_WORK ORDER_
Please filter the data down to the lines that include the word "thumbnail" and copy them.

_Excerpts from an interface dataset_

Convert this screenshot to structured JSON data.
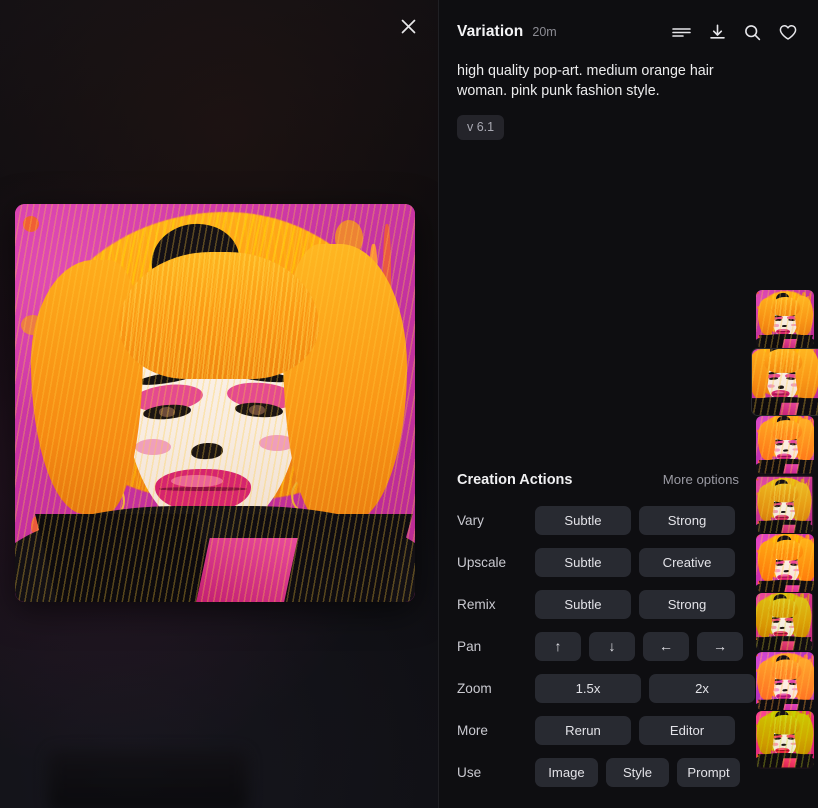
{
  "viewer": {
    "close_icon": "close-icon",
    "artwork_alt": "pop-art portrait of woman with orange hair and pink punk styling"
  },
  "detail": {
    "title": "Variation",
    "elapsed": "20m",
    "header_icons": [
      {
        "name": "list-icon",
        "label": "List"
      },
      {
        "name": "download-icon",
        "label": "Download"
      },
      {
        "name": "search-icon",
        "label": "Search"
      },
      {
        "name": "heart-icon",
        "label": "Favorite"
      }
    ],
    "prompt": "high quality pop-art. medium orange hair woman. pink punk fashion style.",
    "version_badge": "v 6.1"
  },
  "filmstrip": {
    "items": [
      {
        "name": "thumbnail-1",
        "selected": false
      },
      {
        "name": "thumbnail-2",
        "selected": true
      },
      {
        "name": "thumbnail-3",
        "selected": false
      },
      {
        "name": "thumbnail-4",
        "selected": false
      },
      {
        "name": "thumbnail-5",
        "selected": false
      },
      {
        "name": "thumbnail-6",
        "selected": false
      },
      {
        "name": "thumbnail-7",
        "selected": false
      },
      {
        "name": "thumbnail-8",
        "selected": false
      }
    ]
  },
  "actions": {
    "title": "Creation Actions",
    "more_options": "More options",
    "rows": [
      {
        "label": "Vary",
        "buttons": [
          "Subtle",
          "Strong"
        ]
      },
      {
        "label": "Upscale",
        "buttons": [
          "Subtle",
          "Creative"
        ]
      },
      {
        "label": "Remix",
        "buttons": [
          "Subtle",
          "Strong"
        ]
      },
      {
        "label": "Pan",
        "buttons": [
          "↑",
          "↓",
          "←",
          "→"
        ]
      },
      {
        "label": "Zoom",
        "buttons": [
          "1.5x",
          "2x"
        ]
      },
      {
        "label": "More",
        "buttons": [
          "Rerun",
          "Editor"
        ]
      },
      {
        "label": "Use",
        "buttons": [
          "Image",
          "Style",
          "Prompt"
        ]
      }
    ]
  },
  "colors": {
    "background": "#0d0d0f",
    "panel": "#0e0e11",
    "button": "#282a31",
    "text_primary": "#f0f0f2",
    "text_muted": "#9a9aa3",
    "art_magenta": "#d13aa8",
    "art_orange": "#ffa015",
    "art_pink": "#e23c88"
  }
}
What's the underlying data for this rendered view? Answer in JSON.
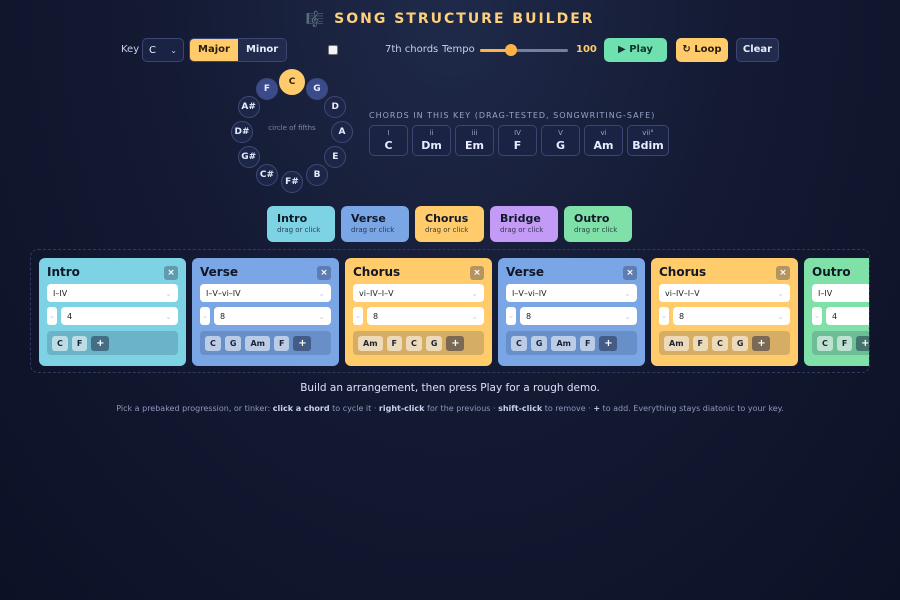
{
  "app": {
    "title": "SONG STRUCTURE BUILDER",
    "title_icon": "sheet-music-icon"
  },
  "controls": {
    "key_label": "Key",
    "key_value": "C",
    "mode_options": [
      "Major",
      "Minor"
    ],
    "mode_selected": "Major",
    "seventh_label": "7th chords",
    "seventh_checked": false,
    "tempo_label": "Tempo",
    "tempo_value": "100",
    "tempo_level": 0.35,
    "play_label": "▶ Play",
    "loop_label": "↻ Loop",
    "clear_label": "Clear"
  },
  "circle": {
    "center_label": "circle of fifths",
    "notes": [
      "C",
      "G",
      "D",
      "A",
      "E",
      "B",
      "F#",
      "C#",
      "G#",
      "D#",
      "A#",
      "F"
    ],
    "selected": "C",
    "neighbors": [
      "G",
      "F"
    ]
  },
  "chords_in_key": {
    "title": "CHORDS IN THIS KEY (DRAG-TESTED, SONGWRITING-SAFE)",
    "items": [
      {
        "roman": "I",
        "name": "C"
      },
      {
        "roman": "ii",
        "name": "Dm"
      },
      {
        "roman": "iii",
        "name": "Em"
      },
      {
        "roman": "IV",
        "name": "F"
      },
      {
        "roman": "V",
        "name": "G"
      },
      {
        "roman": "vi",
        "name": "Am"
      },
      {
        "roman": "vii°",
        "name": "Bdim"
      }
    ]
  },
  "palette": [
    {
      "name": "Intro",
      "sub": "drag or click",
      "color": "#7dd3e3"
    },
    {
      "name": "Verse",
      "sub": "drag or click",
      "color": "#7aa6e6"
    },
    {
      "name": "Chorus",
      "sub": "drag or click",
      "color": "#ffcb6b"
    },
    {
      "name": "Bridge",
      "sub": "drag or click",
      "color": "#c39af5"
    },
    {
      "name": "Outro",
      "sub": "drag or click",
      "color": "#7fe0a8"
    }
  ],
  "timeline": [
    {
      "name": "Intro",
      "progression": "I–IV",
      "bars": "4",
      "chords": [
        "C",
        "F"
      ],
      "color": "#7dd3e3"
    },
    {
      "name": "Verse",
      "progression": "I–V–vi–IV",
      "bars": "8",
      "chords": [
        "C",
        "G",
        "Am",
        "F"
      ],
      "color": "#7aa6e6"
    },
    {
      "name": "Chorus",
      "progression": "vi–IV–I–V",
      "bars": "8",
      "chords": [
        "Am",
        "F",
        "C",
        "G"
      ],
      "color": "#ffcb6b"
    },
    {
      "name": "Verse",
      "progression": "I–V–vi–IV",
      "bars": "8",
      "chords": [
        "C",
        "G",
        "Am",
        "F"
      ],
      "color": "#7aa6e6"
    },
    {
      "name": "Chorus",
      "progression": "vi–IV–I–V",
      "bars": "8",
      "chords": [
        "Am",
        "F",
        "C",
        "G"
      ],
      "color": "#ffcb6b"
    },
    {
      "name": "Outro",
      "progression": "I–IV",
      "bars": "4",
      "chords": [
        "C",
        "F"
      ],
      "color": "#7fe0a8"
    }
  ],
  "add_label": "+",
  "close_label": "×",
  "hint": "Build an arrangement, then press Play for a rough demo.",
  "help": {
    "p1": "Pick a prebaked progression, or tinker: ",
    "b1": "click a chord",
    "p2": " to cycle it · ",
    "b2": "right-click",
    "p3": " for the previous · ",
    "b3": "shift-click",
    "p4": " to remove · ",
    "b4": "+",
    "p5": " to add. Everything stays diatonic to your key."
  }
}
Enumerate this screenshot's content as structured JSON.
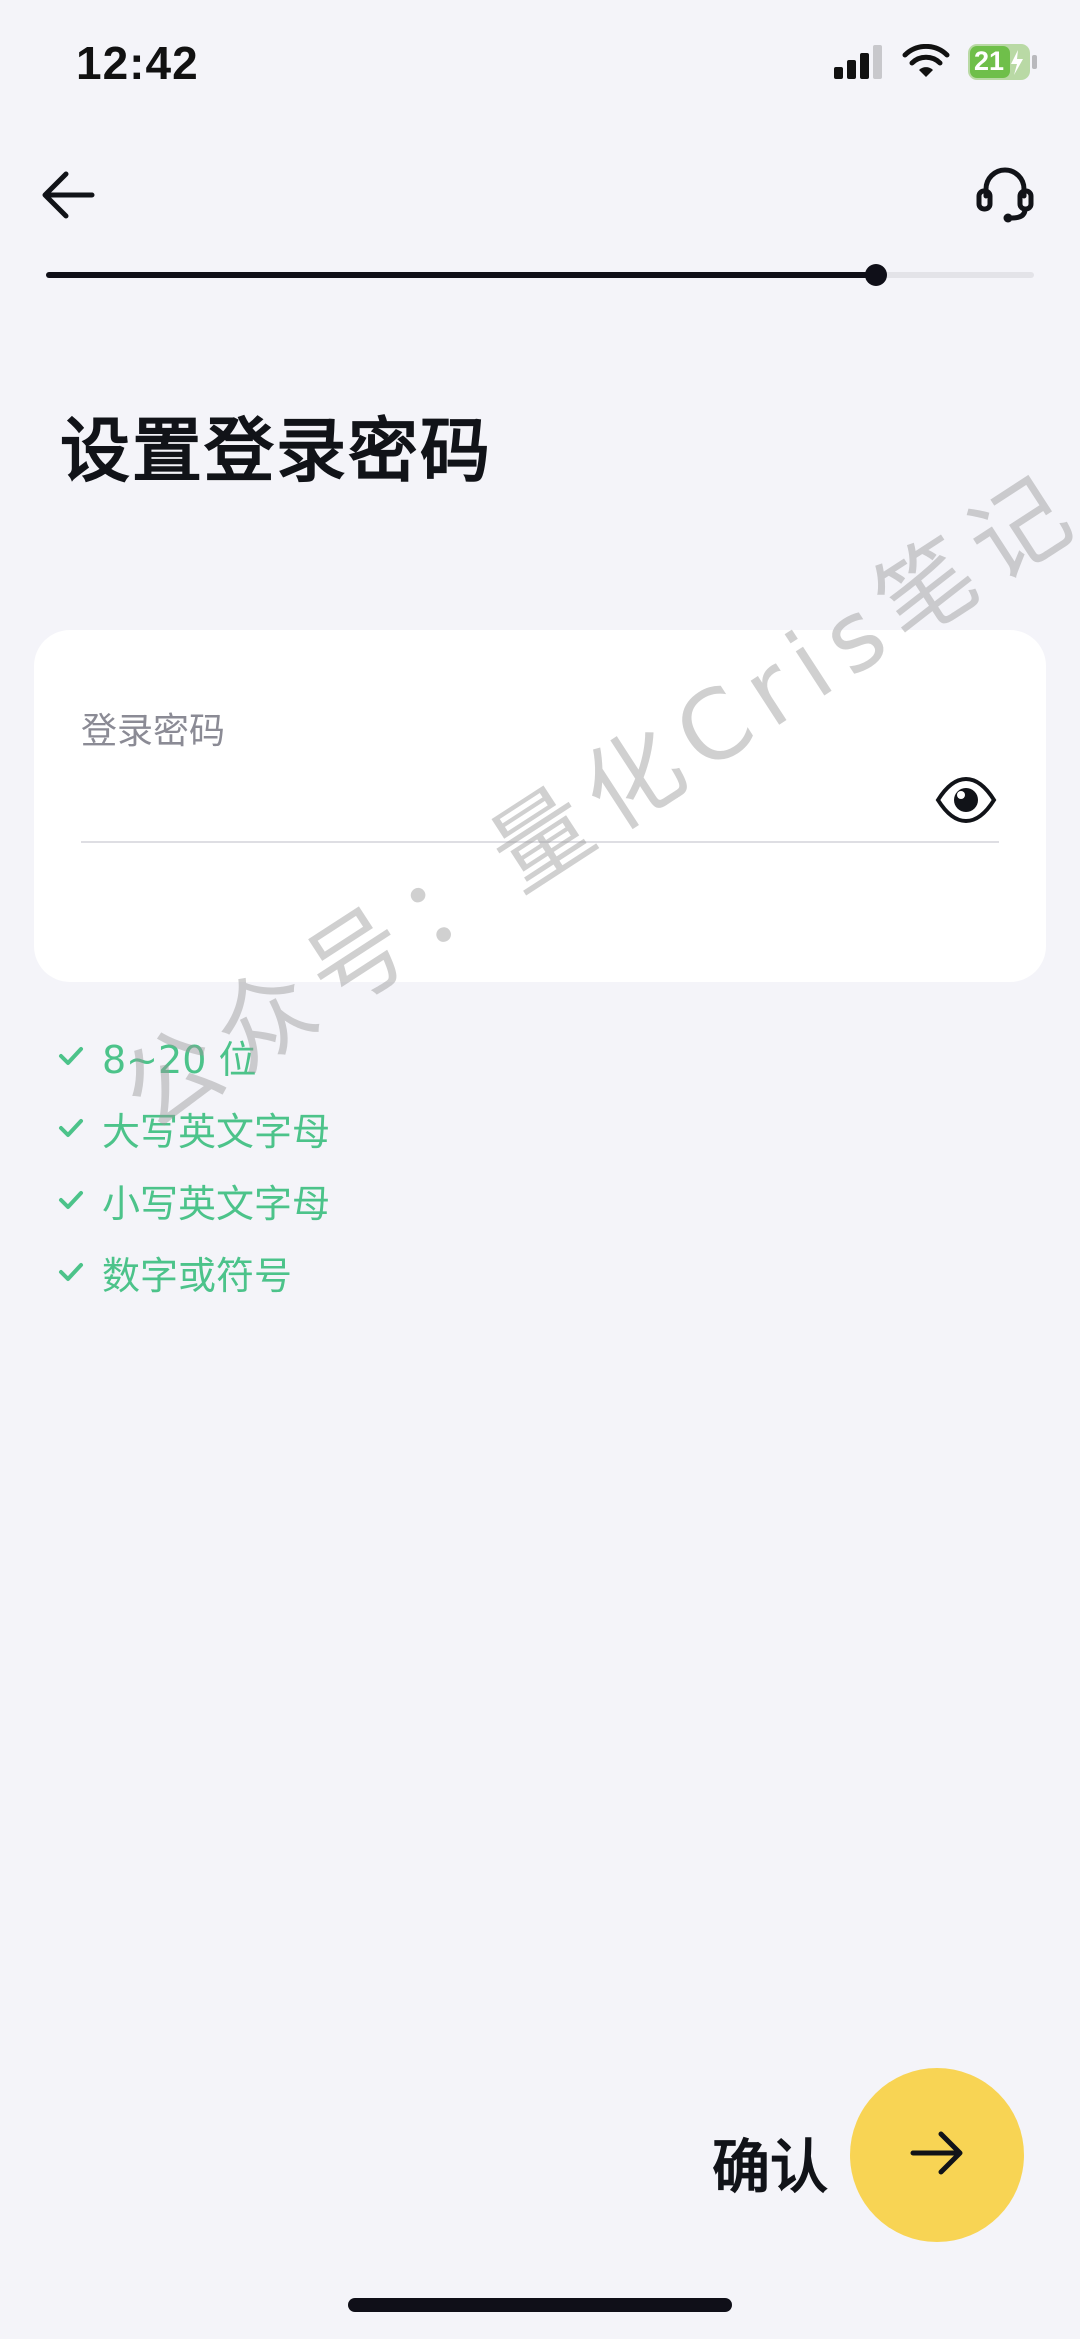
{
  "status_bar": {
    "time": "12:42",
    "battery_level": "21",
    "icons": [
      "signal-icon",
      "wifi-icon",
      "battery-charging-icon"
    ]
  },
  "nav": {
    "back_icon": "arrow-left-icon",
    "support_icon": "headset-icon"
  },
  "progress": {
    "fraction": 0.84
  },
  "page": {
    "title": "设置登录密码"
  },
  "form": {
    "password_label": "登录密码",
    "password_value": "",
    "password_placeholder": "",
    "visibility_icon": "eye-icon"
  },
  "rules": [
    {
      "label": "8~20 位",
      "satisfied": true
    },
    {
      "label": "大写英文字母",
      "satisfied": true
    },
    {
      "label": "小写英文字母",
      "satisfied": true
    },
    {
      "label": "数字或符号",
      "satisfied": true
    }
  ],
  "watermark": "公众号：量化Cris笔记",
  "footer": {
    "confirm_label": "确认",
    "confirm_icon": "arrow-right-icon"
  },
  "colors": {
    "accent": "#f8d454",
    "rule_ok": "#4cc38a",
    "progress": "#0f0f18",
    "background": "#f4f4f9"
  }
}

_OUTPUT FOR THIS TASK_
        "name": "thumbnail-1",
        "name": "thumbnail-2",
        "name": "thumbnail-3",
        "name": "thumbnail-4",
        "name": "thumbnail-5",
        "name": "thumbnail-6",
        "name": "thumbnail-7",
        "name": "thumbnail-8",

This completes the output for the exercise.